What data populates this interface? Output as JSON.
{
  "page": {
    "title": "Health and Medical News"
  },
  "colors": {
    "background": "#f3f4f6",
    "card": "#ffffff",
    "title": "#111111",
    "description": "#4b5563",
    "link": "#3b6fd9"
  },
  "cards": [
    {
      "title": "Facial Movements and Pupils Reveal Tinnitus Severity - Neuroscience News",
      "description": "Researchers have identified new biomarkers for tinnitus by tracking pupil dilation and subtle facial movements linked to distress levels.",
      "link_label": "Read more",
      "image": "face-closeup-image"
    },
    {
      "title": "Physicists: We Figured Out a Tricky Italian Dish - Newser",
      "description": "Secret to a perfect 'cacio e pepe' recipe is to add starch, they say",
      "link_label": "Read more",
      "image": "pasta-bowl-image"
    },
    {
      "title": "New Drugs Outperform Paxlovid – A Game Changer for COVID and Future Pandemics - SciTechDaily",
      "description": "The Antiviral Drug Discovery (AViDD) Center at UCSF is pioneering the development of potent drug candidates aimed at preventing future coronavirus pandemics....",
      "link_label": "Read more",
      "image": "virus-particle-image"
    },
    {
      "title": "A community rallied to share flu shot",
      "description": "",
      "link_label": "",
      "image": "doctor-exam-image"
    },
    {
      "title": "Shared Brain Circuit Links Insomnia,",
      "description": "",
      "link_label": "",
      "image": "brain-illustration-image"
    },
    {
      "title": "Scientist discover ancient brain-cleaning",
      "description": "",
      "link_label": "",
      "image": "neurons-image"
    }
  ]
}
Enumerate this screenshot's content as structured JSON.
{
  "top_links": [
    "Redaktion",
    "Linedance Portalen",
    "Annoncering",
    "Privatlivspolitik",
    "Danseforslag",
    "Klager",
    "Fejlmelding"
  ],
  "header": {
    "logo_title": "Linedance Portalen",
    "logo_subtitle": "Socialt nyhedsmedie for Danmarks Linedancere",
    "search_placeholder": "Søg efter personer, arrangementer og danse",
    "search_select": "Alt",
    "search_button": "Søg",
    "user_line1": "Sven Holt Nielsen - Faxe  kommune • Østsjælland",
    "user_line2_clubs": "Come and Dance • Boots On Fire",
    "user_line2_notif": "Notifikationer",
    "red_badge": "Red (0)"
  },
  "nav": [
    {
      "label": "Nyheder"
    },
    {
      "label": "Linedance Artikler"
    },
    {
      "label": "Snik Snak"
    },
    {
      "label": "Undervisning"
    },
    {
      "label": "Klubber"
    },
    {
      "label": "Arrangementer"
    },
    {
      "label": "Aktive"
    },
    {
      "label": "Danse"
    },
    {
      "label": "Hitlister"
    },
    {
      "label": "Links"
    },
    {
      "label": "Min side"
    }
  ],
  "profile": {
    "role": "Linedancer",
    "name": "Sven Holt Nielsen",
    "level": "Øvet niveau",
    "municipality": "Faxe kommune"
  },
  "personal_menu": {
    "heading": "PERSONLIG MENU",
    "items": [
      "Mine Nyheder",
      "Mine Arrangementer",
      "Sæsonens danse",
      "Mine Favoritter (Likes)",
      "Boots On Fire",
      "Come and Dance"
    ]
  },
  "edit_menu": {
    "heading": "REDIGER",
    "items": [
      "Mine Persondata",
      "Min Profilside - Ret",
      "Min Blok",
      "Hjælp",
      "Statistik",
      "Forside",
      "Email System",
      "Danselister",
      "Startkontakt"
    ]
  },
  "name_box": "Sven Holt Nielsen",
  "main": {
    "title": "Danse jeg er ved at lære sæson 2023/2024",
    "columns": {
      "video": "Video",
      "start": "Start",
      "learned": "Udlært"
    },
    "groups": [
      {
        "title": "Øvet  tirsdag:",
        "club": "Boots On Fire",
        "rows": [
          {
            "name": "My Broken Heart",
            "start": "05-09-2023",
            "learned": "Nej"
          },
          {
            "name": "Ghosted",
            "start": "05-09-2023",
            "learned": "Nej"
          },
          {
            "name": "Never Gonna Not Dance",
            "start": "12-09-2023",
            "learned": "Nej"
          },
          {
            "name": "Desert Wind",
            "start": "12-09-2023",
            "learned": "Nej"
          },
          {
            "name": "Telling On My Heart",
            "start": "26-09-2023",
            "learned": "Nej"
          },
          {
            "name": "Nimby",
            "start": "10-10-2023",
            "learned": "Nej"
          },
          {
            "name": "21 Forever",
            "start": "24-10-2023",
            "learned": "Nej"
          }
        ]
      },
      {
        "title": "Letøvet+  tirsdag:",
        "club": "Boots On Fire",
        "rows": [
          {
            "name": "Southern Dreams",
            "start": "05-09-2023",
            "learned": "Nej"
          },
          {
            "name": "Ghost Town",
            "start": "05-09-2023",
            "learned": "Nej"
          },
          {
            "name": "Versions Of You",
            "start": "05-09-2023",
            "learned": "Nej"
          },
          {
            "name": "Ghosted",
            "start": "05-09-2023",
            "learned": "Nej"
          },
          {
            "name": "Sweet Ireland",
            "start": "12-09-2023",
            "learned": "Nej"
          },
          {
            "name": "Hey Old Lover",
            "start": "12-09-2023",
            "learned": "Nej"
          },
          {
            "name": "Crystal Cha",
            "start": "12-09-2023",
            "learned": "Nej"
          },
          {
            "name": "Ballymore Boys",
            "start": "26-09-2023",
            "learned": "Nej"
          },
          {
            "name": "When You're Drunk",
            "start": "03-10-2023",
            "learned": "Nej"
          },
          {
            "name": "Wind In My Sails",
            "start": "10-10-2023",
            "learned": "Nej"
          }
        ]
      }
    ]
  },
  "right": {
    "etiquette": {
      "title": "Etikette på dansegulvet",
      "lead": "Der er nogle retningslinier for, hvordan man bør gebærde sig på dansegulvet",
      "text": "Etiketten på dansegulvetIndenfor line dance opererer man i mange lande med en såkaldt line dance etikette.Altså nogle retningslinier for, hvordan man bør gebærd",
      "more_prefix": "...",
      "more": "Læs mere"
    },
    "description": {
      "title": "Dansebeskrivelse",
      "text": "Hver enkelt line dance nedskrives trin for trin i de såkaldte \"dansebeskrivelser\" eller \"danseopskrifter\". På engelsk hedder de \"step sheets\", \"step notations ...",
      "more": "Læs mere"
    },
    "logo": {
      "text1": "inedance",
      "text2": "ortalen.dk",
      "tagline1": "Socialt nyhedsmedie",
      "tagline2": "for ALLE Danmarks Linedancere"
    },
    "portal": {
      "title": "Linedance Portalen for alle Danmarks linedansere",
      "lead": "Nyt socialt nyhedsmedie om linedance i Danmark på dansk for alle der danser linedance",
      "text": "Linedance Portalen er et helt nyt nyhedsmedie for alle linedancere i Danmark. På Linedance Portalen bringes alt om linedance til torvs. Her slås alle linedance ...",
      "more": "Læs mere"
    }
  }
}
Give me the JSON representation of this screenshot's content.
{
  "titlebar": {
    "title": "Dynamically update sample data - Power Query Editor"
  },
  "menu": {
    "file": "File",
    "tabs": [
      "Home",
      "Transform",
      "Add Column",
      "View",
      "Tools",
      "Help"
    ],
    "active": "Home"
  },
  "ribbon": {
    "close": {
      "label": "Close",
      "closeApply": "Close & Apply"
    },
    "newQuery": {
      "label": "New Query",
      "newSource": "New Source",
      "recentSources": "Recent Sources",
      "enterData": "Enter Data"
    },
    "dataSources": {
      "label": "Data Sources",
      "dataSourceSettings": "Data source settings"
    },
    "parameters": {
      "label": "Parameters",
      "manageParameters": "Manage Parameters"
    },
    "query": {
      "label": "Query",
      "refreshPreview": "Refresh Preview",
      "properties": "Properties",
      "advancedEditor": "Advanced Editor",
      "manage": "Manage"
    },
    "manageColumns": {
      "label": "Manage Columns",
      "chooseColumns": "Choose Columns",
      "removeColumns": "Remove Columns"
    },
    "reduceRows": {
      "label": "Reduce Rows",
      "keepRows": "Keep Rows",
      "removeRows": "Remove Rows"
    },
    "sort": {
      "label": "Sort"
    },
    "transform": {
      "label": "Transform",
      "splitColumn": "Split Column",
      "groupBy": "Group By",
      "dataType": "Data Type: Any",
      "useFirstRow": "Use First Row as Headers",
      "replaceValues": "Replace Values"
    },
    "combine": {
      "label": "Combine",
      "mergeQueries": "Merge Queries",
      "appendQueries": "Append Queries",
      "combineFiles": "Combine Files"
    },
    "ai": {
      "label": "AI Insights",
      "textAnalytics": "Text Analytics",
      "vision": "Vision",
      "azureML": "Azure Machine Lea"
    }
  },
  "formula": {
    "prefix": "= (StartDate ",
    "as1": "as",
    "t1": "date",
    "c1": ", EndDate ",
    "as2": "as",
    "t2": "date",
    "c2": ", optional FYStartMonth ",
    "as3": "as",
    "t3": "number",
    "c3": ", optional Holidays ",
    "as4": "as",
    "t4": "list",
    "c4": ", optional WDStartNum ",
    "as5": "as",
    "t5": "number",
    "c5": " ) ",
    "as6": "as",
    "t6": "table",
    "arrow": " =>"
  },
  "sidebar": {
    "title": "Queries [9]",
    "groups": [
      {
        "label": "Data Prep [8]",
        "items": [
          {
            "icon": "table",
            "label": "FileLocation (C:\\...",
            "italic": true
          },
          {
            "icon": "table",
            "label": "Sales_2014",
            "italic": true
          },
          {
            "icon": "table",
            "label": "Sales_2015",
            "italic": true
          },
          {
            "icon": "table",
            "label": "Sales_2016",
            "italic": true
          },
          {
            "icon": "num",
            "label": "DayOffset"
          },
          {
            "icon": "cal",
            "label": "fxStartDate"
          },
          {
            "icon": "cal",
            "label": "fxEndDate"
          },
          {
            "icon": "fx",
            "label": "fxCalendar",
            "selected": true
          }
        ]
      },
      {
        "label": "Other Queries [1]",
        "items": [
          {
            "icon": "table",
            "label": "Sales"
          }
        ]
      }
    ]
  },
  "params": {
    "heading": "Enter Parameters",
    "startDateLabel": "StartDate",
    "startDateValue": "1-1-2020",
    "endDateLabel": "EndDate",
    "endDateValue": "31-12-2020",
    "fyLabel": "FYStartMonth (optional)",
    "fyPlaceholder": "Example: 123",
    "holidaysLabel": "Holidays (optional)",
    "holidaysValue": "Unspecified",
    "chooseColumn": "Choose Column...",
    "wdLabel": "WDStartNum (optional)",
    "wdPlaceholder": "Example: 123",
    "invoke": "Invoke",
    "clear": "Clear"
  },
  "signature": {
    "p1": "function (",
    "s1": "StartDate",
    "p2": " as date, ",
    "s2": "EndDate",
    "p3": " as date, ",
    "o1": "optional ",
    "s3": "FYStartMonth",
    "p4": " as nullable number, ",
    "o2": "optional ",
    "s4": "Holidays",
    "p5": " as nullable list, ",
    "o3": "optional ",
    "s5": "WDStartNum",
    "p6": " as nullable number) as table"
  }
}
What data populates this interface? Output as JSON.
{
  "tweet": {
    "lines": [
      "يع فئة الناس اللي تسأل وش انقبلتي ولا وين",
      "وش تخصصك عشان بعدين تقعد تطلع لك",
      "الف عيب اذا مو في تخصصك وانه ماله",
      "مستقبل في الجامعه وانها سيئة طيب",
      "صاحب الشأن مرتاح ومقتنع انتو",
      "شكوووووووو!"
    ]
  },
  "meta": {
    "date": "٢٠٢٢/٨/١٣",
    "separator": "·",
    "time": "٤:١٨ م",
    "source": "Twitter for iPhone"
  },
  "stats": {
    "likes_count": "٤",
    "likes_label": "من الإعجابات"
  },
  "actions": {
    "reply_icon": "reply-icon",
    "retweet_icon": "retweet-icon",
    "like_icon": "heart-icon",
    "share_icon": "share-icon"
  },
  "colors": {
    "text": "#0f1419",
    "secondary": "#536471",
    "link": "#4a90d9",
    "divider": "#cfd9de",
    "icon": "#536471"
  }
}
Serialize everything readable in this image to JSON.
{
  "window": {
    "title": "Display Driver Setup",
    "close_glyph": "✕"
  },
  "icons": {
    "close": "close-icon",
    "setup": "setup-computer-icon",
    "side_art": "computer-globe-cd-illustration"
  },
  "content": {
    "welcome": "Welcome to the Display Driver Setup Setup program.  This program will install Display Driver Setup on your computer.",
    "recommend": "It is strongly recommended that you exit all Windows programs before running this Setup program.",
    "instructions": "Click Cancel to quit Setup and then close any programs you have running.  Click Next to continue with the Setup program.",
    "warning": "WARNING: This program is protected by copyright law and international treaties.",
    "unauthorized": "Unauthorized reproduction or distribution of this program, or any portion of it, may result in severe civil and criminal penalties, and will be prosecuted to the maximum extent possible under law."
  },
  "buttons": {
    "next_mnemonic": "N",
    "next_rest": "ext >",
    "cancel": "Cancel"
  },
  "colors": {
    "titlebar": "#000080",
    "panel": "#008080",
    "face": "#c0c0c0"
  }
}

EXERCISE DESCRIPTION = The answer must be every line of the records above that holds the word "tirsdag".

EXERCISE ANSWER =
        "title": "Øvet  tirsdag:",
        "title": "Letøvet+  tirsdag:",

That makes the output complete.